The Devil is God turned upside down. As long as our understanding of God is on this level, i.e. that there are two Forces - one Good (= God) and the other Evil (= Devil), we are going to keep on fighting wars. Look at the words themselves even: Good = God and The Evil = Devil. So God is not One, but Two. This inevitably divides humanity into two camps, the good and the evil. And God compels us to fight the evil. The axis of evil. There you have it!
But God is beyond good and evil, beyond light and dark, beyond life and death even. Not as ‘emptiness’ or a ‘vacuum’, as the atheists claim, but as that which is and at the same time is not. Both 1 and 0 (remember, we live in the computer age!). This incomprehensible Mystery of the 1 and of the 0 - please don’t think we are implying that the Computer is God! - can only be experienced, never explained. Anyone claiming to know what God is, is dangerous. For he is going to judge you. Not your acts, but you as a person. And that we may never do. ‘Judge not, lest ye be judged’. and at the same time
God is understood in more than 6 billion ways
Each person has his own understanding of God. Literally. And they are all correct. Some believe God is a ‘vacuum’. This to our mind is tantamount to denying the existence of Existence itself. But if somebody should understand God as a ‘vacuum’ (the atheist), even that is not incorrect. Because by stressing the vacuum, the opposite (plenitude) is equally stressed. Non-Being implies Being. God both is and is not. That is the ineffable Mystery, the invisible Force, beyond existence as we know it.
What about moral laws then?
But, you may ask, if this is so, God has no morals. If God is beyond good and evil, why should we as people condemn evil? Well, the simple answer is, we should not condemn evil. We might as well condemn existence. The only thing we can do is define what we consider to be evil acts and make sure that anybody who commits any of these evil acts is prevented from doing so in the future. This has been done, of course, in penal codes and the ‘criminal justice’ system restrains offenders and prevents crime. If the evil act is of a minor category, we may grant the offender a second and even a third chance. But society’s patience should end somewhere, for it will be readily seen that too many evil acts will destroy society.

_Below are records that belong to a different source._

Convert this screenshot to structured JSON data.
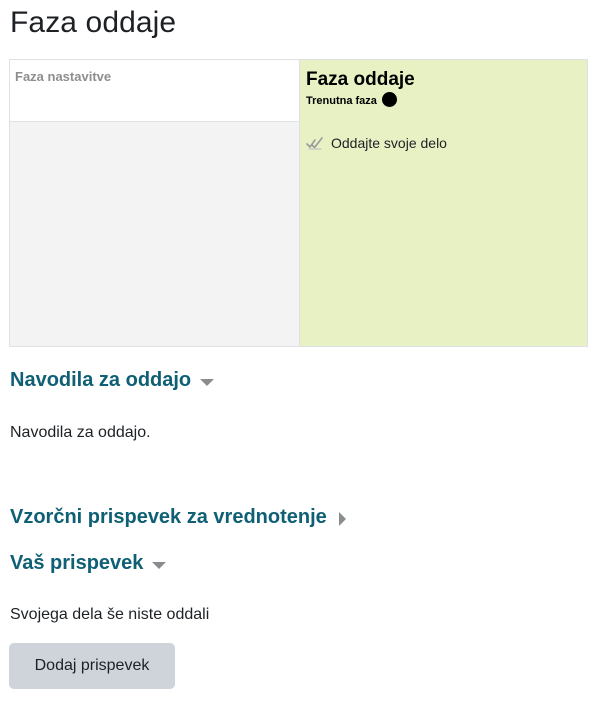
{
  "page": {
    "title": "Faza oddaje"
  },
  "phases": {
    "inactive": {
      "name": "Faza nastavitve"
    },
    "active": {
      "name": "Faza oddaje",
      "current_label": "Trenutna faza",
      "task_label": "Oddajte svoje delo",
      "task_icon": "checkmark-icon",
      "background_color": "#e7f1c3"
    }
  },
  "sections": {
    "instructions": {
      "heading": "Navodila za oddajo",
      "text": "Navodila za oddajo.",
      "state": "expanded"
    },
    "example": {
      "heading": "Vzorčni prispevek za vrednotenje",
      "state": "collapsed"
    },
    "submission": {
      "heading": "Vaš prispevek",
      "status": "Svojega dela še niste oddali",
      "button_label": "Dodaj prispevek",
      "state": "expanded"
    }
  },
  "colors": {
    "heading_accent": "#0f6074",
    "button_bg": "#ced4da"
  }
}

And secondly (although this should really come first, but we follow the course of history), each and every person has deep within him an understanding of God, beyond good and evil. And it turns out that this understanding, although infinitely different on the surface, does converge to a marked degree between people of all cultures, religions and races. This understanding is called conscience. It overlaps to such an astounding degree that nearly all people - of all religious persuasions (including atheists) - can agree on a text describing its content, thereby defining what we may call ‘good conduct’. This text is known as the Universal Declaration of Human Rights. The text needs improvement and universal obligations should be added (as well as a list of universal evil acts), but the existing text is the first manifestation of a World Conscience.
All mystics agree

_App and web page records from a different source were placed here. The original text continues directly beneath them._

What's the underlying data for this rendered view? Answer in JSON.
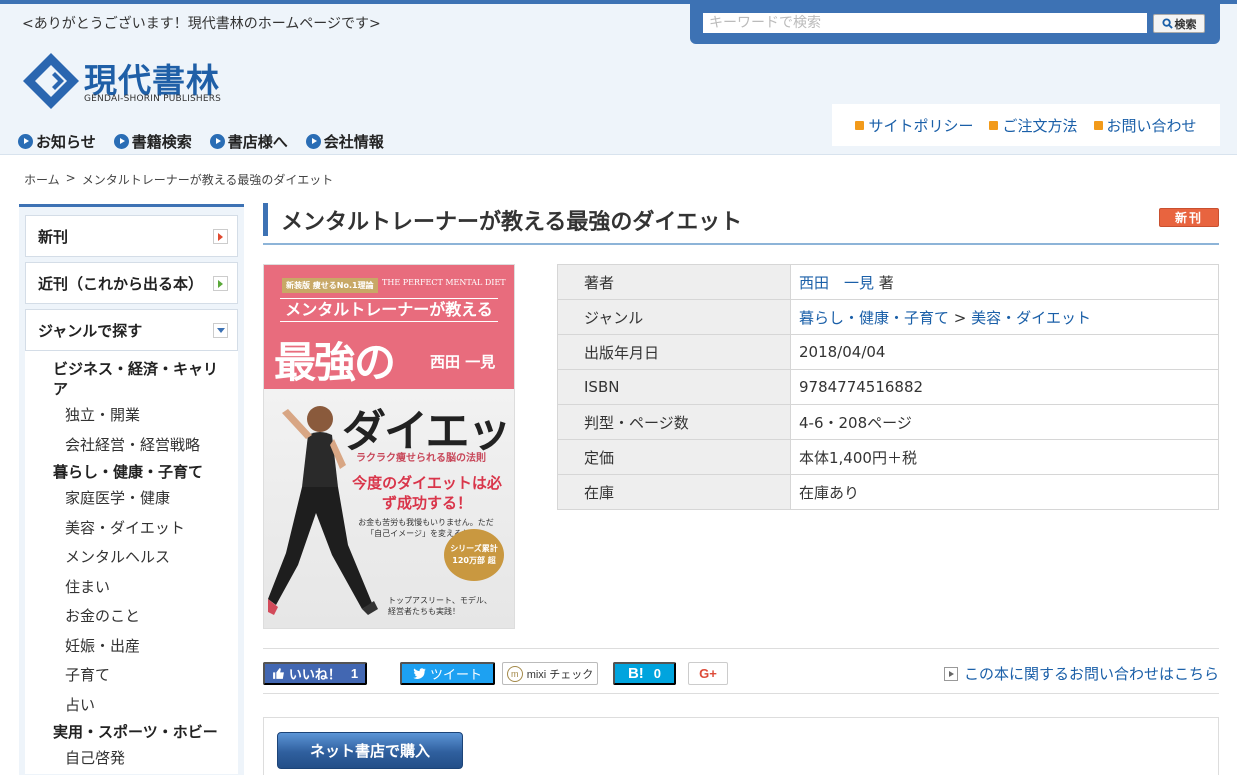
{
  "header": {
    "tagline": "<ありがとうございます！現代書林のホームページです>",
    "search_placeholder": "キーワードで検索",
    "search_button": "検索",
    "logo_name": "現代書林",
    "logo_en": "GENDAI-SHORIN PUBLISHERS",
    "util_links": [
      "サイトポリシー",
      "ご注文方法",
      "お問い合わせ"
    ],
    "nav": [
      "お知らせ",
      "書籍検索",
      "書店様へ",
      "会社情報"
    ]
  },
  "breadcrumb": {
    "home": "ホーム",
    "sep": ">",
    "current": "メンタルトレーナーが教える最強のダイエット"
  },
  "sidebar": {
    "tabs": [
      "新刊",
      "近刊（これから出る本）",
      "ジャンルで探す"
    ],
    "genres": [
      {
        "type": "cat",
        "label": "ビジネス・経済・キャリア"
      },
      {
        "type": "sub",
        "label": "独立・開業"
      },
      {
        "type": "sub",
        "label": "会社経営・経営戦略"
      },
      {
        "type": "cat",
        "label": "暮らし・健康・子育て"
      },
      {
        "type": "sub",
        "label": "家庭医学・健康"
      },
      {
        "type": "sub",
        "label": "美容・ダイエット"
      },
      {
        "type": "sub",
        "label": "メンタルヘルス"
      },
      {
        "type": "sub",
        "label": "住まい"
      },
      {
        "type": "sub",
        "label": "お金のこと"
      },
      {
        "type": "sub",
        "label": "妊娠・出産"
      },
      {
        "type": "sub",
        "label": "子育て"
      },
      {
        "type": "sub",
        "label": "占い"
      },
      {
        "type": "cat",
        "label": "実用・スポーツ・ホビー"
      },
      {
        "type": "sub",
        "label": "自己啓発"
      }
    ]
  },
  "book": {
    "title": "メンタルトレーナーが教える最強のダイエット",
    "badge": "新刊",
    "cover": {
      "tag": "新装版 痩せるNo.1理論",
      "en_title": "THE PERFECT MENTAL DIET",
      "sub": "メンタルトレーナーが教える",
      "main1": "最強の",
      "author": "西田 一見",
      "main2": "ダイエット",
      "catch": "ラクラク痩せられる脳の法則",
      "lead": "今度のダイエットは必ず成功する！",
      "note": "お金も苦労も我慢もいりません。ただ「自己イメージ」を変えるだけ！",
      "seal": "シリーズ累計 120万部 超",
      "foot": "トップアスリート、モデル、経営者たちも実践！"
    },
    "info": [
      {
        "label": "著者",
        "value": "西田　一見",
        "suffix": "著",
        "link": true
      },
      {
        "label": "ジャンル",
        "genre_main": "暮らし・健康・子育て",
        "sep": ">",
        "genre_sub": "美容・ダイエット"
      },
      {
        "label": "出版年月日",
        "value": "2018/04/04"
      },
      {
        "label": "ISBN",
        "value": "9784774516882"
      },
      {
        "label": "判型・ページ数",
        "value": "4-6・208ページ"
      },
      {
        "label": "定価",
        "value": "本体1,400円＋税"
      },
      {
        "label": "在庫",
        "value": "在庫あり"
      }
    ]
  },
  "share": {
    "facebook": "いいね！",
    "facebook_count": "1",
    "twitter": "ツイート",
    "mixi": "mixi チェック",
    "hatena": "B!",
    "hatena_count": "0",
    "gplus": "G+",
    "inquiry": "この本に関するお問い合わせはこちら"
  },
  "buy": {
    "button": "ネット書店で購入"
  },
  "colors": {
    "brand": "#3d72b4",
    "link": "#1a5fa8",
    "badge": "#e8643f"
  }
}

All mystics agree on one thing: You cannot experience God (whatever that may be) if you have no peace and quiet. So we may conclude that whatever God is, you need peace and quiet to experience it. This should tell us something. It should tell us at least that it cannot be coincidence that the first manifestation of a World Conscience insists on Peace and quiet order.
Consider John F. Kennedy’s inaugural address for some inspiration on human rights and liberty. “Let every nation know .... that we shall pay any price, bear any burden, meet any hardship, support any friend, oppose any foe to assure the survival and the success of liberty’. Another very significant remark in this address: ‘If a free society cannot help the many who are poor, it cannot save the few who are rich’. And some very sound advice to President George Bush: ‘Civility is not a sign of weakness. And sincerity is always subject to proof. Let us never negotiate out of fear, but let us never fear to negotiate’. Finally on nuclear arms: ‘Let both sides ... formulate serious and precise proposals for the inspection and control of arms and bring the absolute power to destroy other nations under the absolute control of all nations’.

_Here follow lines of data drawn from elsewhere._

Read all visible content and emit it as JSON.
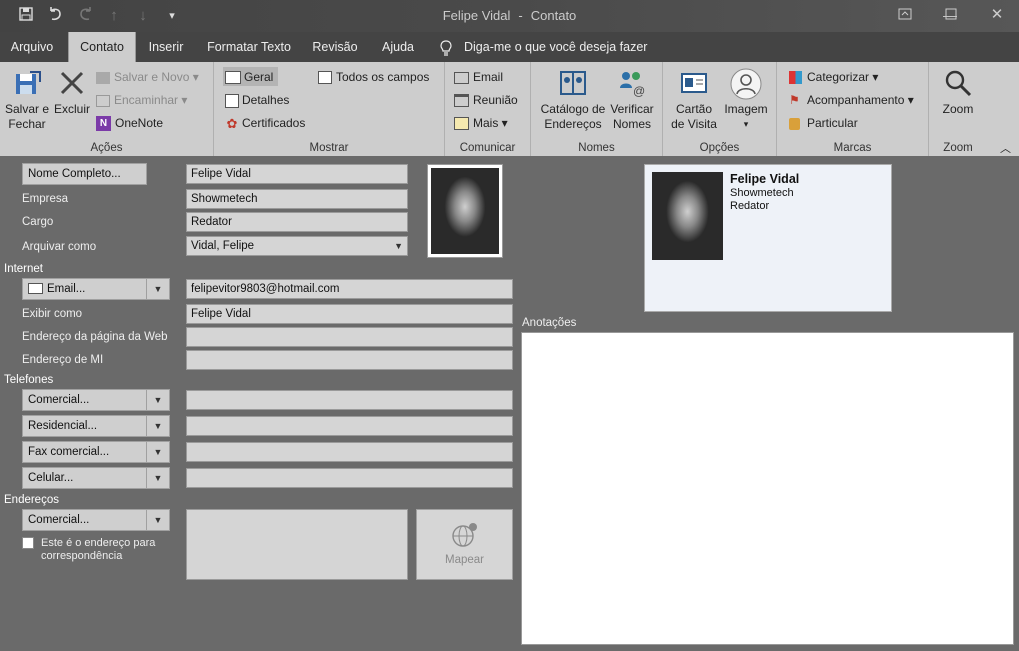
{
  "window": {
    "title": "Felipe Vidal",
    "subtitle": "Contato",
    "separator": "-"
  },
  "tabs": [
    {
      "label": "Arquivo"
    },
    {
      "label": "Contato"
    },
    {
      "label": "Inserir"
    },
    {
      "label": "Formatar Texto"
    },
    {
      "label": "Revisão"
    },
    {
      "label": "Ajuda"
    }
  ],
  "tell_me": "Diga-me o que você deseja fazer",
  "ribbon": {
    "acoes": {
      "label": "Ações",
      "save_close": [
        "Salvar e",
        "Fechar"
      ],
      "delete": "Excluir",
      "save_new": "Salvar e Novo",
      "forward": "Encaminhar",
      "onenote": "OneNote"
    },
    "mostrar": {
      "label": "Mostrar",
      "geral": "Geral",
      "detalhes": "Detalhes",
      "certificados": "Certificados",
      "todos": "Todos os campos"
    },
    "comunicar": {
      "label": "Comunicar",
      "email": "Email",
      "reuniao": "Reunião",
      "mais": "Mais"
    },
    "nomes": {
      "label": "Nomes",
      "catalogo": [
        "Catálogo de",
        "Endereços"
      ],
      "verificar": [
        "Verificar",
        "Nomes"
      ]
    },
    "opcoes": {
      "label": "Opções",
      "cartao": [
        "Cartão",
        "de Visita"
      ],
      "imagem": "Imagem"
    },
    "marcas": {
      "label": "Marcas",
      "categorizar": "Categorizar",
      "acompanhamento": "Acompanhamento",
      "particular": "Particular"
    },
    "zoom": {
      "label": "Zoom",
      "zoom": "Zoom"
    }
  },
  "form": {
    "nome_btn": "Nome Completo...",
    "nome": "Felipe Vidal",
    "empresa_lbl": "Empresa",
    "empresa": "Showmetech",
    "cargo_lbl": "Cargo",
    "cargo": "Redator",
    "arquivar_lbl": "Arquivar como",
    "arquivar": "Vidal, Felipe",
    "internet_sec": "Internet",
    "email_btn": "Email...",
    "email": "felipevitor9803@hotmail.com",
    "exibir_lbl": "Exibir como",
    "exibir": "Felipe Vidal",
    "web_lbl": "Endereço da página da Web",
    "mi_lbl": "Endereço de MI",
    "telefones_sec": "Telefones",
    "phones": [
      {
        "label": "Comercial..."
      },
      {
        "label": "Residencial..."
      },
      {
        "label": "Fax comercial..."
      },
      {
        "label": "Celular..."
      }
    ],
    "enderecos_sec": "Endereços",
    "endereco_btn": "Comercial...",
    "correspondencia": [
      "Este é o endereço para",
      "correspondência"
    ],
    "mapear": "Mapear",
    "anotacoes_lbl": "Anotações"
  },
  "card": {
    "name": "Felipe Vidal",
    "company": "Showmetech",
    "title": "Redator"
  }
}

We think that JFK would have handled the so-called ‘Iran nuclear crisis’ in a totally different way than George Bush is trying to do. Let us never fear to negotiate.